Mathews Funeral Home
Albany 229/435-xxxx

The Subject Is Enormous And Deep

11 Jan


Enormous And Deep


Date: Tue, 11 Jan 2000 08:16:54

Gabriel, gee, you must be really mad at me! I did NOT reject YOU, I am simply not up to commenting on those long philosophical swill letters. I don't know enough to do that, but you have inspired me to read about philosophy. I've bought several important books on the subject such as The Passion of the Western Mind by Richard Tarnas, and The Examined Life by Robert Nozick. The subject is enormous and deep. I remember at Columbia University, I had to drop philosophy because I didn't know what they were talking about. The fault is mine.

It is pure torture and God said, "You will just have to go to that little Unitarian church in Tallahassee if you don't want to be paralized from boredom." Honestly, that's what he said. He also dictated my book to me, but nobody believes it!
I don't know if I told you & Sue or not, but I received a letter dated Dec. 12 from the President of Mercer University, Dr. Kirby Godsey, praising the FGSS. He didn't have to. He doesn't know me. I never met the man, but to get such a letter from a progressive Baptist means a lot. I don't expect acceptance from fundamentalists. Anyway, it doesn't matter anymore. There's a great new collection of essays by Poet Randall Jarrell who said, "Poetry disappeared long ago, even for most intellectuals."

The public doesn't read it. Literary review poetry is written by poets for other poets. You can't exceed the beauty of Hardy, Frost, Stevens, and Yeats, and you can't outdo Alan Ginsberg for obscenity. So what's left? Only the FGSS.
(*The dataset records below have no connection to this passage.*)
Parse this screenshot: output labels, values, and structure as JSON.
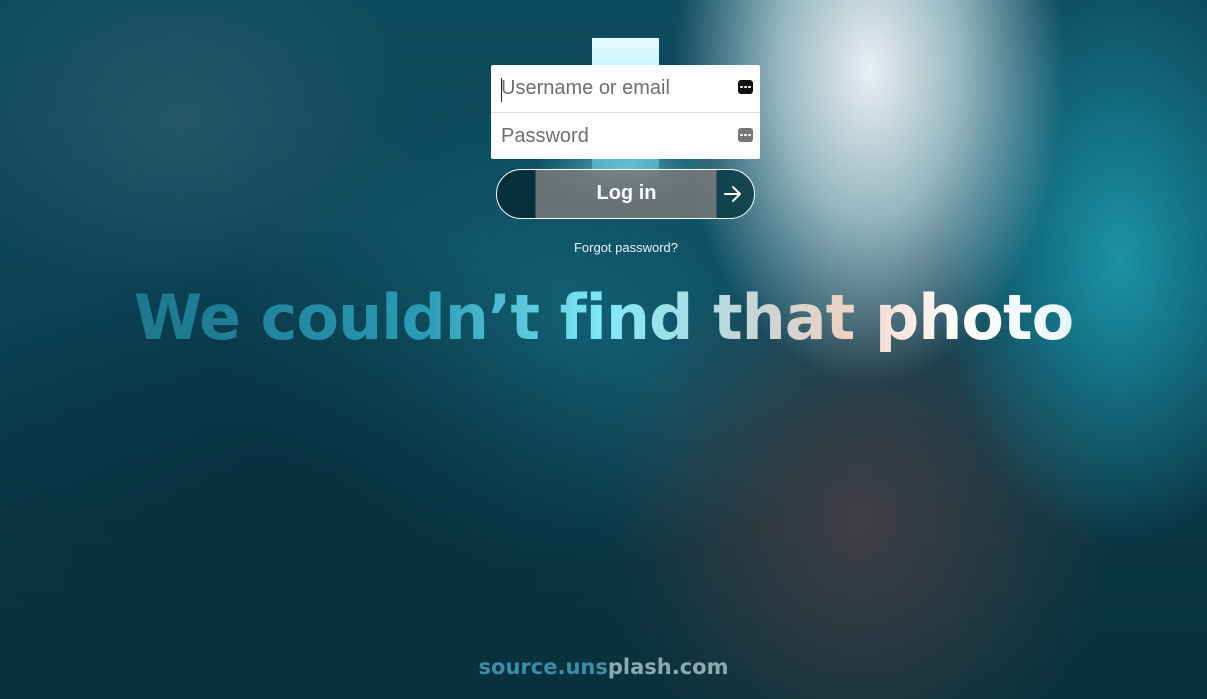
{
  "login": {
    "username_placeholder": "Username or email",
    "username_value": "",
    "password_placeholder": "Password",
    "password_value": "",
    "field_icon": "password-manager-icon",
    "submit_label": "Log in",
    "submit_icon": "arrow-right-icon",
    "forgot_link": "Forgot password?"
  },
  "error": {
    "headline": "We couldn’t find that photo"
  },
  "footer": {
    "domain_part1": "source.uns",
    "domain_part2": "plash.com"
  },
  "colors": {
    "background": "#0b4356",
    "card": "#ffffff",
    "button_border": "#ffffff",
    "headline_start": "#1a6e86",
    "headline_end": "#8df3ff",
    "footer_blue": "#3a8fa6"
  }
}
I hope you and Sue are well. Jan 13 will be one month since my surgery but I still feel like a stab-wound victim. Tell Sue Mother is doing well but it's hell on earth with her only if I refused to take her to Episcopal services EVERY Sunday. I refuse to do it. Then she pouts for three days although she can take no part in those rote responsive readings, long weekly communion lines, and every last verse of hymns sung over an hour and 13 minutes. We just sit there like outsiders. It is pure torture and God said, "You will just have to go to that little Unitarian church in Tallahassee if you don't want to be paralized from boredom." Honestly, that's what he said. He also dictated my book to me, but nobody believes it!



"Ignorance and virtue suck on the same straw. Souls grow on bones, but die beneath bankers' hours.""